(Element data from apps and pages)
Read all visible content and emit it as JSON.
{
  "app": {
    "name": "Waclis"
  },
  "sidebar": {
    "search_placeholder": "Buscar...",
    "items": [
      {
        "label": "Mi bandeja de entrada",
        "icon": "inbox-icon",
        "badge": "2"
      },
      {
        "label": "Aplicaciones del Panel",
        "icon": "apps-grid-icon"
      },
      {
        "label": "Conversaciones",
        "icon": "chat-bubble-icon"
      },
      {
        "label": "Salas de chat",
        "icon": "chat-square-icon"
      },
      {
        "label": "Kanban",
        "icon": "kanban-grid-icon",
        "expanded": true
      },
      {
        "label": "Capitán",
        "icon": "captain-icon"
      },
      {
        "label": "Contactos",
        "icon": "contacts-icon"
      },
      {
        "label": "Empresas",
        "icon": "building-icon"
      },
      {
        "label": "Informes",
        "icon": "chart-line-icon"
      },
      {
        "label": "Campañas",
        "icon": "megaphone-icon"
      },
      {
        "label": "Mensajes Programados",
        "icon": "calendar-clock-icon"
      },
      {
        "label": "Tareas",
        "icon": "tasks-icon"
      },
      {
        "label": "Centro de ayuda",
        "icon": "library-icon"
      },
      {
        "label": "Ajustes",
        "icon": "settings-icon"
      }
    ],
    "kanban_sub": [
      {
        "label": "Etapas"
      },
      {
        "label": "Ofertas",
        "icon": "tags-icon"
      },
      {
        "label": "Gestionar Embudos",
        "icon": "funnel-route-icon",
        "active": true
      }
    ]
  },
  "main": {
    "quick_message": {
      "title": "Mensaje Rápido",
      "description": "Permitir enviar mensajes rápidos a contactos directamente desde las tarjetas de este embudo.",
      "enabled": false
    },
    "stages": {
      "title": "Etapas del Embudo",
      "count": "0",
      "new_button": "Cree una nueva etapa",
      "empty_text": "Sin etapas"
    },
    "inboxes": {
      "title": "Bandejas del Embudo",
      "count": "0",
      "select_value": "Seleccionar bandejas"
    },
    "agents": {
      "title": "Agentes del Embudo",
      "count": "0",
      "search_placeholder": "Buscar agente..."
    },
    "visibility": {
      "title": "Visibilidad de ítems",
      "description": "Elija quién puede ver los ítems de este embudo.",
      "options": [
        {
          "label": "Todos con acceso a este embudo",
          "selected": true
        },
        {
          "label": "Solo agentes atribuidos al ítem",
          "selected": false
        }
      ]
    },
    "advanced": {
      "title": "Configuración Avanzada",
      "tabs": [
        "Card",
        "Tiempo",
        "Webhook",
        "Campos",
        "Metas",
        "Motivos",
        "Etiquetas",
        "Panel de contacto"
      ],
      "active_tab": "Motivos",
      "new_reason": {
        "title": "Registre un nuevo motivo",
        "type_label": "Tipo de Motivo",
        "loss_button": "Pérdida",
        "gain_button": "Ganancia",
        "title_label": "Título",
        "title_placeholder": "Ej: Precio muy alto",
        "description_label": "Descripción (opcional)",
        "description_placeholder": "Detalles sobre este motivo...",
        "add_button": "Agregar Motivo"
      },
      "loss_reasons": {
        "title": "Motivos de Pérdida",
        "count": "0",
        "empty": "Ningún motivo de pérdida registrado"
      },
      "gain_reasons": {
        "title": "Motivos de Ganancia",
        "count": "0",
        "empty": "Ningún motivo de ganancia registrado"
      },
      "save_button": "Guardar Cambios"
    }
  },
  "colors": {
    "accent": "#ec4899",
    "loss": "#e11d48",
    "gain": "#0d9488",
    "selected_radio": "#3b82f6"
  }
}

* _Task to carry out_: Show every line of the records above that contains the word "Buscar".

* _Solved problem_:
    "search_placeholder": "Buscar...",
      "search_placeholder": "Buscar agente..."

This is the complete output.